** TO DO **
Only lines below containing the string "title" should be counted; please give that count by itself.

━━━━━━━━━━━━━━━━━━━━

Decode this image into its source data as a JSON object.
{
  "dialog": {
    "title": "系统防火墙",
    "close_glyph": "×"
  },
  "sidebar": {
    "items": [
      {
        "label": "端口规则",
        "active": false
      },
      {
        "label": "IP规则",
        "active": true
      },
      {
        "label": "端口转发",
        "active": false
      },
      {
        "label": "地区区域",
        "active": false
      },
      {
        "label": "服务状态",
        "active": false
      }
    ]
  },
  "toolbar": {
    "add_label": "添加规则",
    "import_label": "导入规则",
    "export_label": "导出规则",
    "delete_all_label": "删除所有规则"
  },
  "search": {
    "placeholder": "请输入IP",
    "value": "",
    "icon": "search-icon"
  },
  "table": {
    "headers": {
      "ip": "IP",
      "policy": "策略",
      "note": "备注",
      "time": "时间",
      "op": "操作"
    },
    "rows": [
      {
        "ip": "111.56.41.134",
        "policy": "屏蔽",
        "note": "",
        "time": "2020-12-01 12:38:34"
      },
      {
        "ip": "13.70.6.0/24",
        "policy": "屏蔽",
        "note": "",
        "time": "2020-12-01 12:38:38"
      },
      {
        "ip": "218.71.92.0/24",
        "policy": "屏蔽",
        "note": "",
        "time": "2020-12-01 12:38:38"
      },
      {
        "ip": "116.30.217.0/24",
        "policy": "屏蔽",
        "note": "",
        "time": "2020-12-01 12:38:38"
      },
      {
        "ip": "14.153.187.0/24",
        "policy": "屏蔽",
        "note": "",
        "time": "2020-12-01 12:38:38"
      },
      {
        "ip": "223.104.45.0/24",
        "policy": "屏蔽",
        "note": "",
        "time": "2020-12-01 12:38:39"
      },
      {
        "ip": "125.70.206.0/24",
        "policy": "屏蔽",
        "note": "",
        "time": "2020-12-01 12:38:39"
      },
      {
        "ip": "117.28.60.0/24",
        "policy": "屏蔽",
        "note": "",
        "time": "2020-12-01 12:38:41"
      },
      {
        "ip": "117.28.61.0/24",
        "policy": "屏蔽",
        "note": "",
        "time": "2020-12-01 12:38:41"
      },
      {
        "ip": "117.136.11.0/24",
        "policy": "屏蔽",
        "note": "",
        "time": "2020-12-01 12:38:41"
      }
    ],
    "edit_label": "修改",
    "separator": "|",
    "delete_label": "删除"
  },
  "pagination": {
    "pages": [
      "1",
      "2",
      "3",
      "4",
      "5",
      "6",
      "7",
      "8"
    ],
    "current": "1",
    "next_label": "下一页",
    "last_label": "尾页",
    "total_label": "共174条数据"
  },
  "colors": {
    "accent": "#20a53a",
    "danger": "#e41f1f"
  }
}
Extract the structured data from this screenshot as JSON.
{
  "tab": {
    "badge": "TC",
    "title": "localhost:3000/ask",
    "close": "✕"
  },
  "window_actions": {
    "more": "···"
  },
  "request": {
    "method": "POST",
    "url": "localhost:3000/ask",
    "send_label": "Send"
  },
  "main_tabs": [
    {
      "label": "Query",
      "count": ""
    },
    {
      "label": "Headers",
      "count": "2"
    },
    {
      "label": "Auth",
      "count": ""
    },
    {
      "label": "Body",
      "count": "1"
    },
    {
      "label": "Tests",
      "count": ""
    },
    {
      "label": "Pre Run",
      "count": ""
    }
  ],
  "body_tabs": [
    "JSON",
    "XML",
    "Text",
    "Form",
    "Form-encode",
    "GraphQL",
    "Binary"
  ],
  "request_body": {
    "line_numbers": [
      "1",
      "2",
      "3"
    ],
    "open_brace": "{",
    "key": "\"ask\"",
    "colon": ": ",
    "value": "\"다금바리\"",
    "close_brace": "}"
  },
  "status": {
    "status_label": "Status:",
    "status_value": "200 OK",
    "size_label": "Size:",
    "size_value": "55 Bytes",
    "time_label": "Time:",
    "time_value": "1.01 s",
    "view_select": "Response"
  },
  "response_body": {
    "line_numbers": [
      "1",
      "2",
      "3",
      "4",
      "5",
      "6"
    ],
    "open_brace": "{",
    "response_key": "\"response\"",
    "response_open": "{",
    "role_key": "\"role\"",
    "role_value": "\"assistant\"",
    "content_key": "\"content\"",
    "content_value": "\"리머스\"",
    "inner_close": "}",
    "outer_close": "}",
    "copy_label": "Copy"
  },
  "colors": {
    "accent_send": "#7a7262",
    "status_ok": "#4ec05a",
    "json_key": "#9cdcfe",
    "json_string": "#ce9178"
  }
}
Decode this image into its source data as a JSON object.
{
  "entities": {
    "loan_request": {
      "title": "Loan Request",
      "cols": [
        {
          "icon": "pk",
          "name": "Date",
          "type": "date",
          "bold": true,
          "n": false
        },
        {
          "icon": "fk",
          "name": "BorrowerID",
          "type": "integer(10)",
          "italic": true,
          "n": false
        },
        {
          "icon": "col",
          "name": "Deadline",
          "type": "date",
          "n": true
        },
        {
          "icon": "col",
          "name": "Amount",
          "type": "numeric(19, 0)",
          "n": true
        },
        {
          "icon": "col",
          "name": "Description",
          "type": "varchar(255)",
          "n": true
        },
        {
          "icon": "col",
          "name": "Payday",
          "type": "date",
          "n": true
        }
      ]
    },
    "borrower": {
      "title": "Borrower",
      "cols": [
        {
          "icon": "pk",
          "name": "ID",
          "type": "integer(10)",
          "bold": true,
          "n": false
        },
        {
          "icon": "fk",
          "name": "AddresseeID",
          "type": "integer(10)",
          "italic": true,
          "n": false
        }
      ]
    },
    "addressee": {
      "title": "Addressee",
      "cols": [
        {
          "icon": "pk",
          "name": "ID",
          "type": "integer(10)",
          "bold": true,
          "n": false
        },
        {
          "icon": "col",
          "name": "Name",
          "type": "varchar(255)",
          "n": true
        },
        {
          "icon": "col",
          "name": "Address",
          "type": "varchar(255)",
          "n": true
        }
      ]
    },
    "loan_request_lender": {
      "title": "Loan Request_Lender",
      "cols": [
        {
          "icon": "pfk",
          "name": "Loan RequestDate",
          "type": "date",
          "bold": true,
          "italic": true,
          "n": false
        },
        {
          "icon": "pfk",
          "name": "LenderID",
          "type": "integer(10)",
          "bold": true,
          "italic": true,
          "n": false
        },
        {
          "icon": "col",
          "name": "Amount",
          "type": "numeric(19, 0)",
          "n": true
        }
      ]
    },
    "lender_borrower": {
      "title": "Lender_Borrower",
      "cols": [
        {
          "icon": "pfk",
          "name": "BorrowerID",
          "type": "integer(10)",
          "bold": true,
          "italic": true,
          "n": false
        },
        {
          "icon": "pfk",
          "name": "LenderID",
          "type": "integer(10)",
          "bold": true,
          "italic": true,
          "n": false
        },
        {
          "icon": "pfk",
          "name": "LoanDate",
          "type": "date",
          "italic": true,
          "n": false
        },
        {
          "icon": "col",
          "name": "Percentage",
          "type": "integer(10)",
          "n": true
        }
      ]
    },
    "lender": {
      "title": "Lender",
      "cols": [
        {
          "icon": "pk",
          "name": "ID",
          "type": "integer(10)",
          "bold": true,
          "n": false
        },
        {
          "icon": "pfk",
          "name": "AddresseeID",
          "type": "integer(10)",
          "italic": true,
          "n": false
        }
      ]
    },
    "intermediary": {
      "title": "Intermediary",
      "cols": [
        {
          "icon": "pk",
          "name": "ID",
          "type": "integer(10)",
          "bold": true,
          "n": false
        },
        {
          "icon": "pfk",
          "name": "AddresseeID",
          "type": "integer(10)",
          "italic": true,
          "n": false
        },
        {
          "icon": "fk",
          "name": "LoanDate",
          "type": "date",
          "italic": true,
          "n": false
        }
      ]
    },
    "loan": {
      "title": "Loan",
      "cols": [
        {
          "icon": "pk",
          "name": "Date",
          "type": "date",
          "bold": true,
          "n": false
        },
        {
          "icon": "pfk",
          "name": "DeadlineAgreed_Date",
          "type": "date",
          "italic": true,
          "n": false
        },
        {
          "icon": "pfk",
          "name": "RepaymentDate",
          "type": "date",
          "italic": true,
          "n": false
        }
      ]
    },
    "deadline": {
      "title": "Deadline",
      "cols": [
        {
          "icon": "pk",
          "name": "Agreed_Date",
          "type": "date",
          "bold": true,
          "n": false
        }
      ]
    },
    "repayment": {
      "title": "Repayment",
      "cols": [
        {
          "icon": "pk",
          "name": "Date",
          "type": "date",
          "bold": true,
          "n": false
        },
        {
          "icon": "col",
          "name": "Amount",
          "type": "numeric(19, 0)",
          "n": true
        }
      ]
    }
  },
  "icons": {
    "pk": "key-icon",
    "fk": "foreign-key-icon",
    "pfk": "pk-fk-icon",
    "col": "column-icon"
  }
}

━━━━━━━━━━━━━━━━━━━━

** ANSWER BOX **
12